These previously unpublished stories written in Truman Capote’s youth are instantly recognizable.
The Early Stories of Truman Capote contains 14 stories, most previously unpublished, written in Capote’s teens and 20s, and only recently unearthed among his papers in the New York Public Library archives. Presented with a foreword by Hilton Als of the New Yorker, these are short pieces, studies of subjects Capote would continue to favor in the later works for which he is known: sensitive young children, fractious ladies, the poor and the disenfranchised. They are set in the Deep South, in New York City, in swamps and in small towns.
The talents of the author of In Cold Blood and Breakfast at Tiffany’s are evident in this early work. His descriptions are simple but strongly evocative: “curly, wig-like grey hair” and eyes “bright, like bubbles of blue glass.” His characters tend to be laconic but expressive, with interjections speaking as loudly as words. In “Swamp Terror,” a boy chases a convict into the woods and gets a bigger taste of adulthood than he bargained for. In “Louise,” a schoolgirl lets her petty jealousies do irreparable harm. “Traffic West” presents a remarkable collection of characters and events, in experimental form. In other stories, a young boy finds the dog of his dreams in a park, but the dog belongs to another child; and two wives muse on the hypothetical murder of their husbands.
These easy-reading, alternately amusing and haunting stories offer a fresh, new glimpse of Capote’s genius, and simultaneously feel intimately familiar.

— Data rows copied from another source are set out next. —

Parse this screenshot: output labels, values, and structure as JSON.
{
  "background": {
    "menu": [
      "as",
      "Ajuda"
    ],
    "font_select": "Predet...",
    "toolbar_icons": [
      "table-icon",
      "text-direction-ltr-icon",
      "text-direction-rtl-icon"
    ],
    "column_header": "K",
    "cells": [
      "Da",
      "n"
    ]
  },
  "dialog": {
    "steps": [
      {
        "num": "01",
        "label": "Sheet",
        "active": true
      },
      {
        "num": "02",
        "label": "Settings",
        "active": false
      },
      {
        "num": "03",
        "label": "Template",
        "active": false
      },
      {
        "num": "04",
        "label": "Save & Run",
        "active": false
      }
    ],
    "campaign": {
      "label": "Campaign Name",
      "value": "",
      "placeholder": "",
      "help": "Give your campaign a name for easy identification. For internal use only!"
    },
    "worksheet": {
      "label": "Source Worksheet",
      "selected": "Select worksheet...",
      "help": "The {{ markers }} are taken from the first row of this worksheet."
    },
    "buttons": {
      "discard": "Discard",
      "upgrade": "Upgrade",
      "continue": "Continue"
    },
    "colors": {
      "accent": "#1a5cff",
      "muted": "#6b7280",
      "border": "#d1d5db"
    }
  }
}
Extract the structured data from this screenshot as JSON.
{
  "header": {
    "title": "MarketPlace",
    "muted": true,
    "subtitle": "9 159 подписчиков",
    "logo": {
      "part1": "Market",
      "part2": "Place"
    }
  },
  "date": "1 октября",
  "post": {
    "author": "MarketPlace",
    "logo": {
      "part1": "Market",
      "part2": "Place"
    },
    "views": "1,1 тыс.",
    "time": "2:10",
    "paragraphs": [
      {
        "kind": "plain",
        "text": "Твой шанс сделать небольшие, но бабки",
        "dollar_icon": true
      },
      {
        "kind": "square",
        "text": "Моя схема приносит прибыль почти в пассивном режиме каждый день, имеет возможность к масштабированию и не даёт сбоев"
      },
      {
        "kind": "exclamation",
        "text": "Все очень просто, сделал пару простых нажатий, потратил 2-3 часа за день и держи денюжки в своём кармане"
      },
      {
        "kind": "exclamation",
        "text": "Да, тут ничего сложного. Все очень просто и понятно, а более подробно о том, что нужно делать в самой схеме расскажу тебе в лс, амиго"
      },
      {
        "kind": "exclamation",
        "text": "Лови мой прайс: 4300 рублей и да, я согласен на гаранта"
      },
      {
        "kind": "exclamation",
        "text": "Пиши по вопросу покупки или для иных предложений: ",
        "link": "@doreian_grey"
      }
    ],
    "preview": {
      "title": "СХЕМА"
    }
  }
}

This review originally ran in the November 6, 2015 issue of Shelf Awareness for Readers. To subscribe, click here, and you’ll receive two issues per week of book reviews and other bookish fun!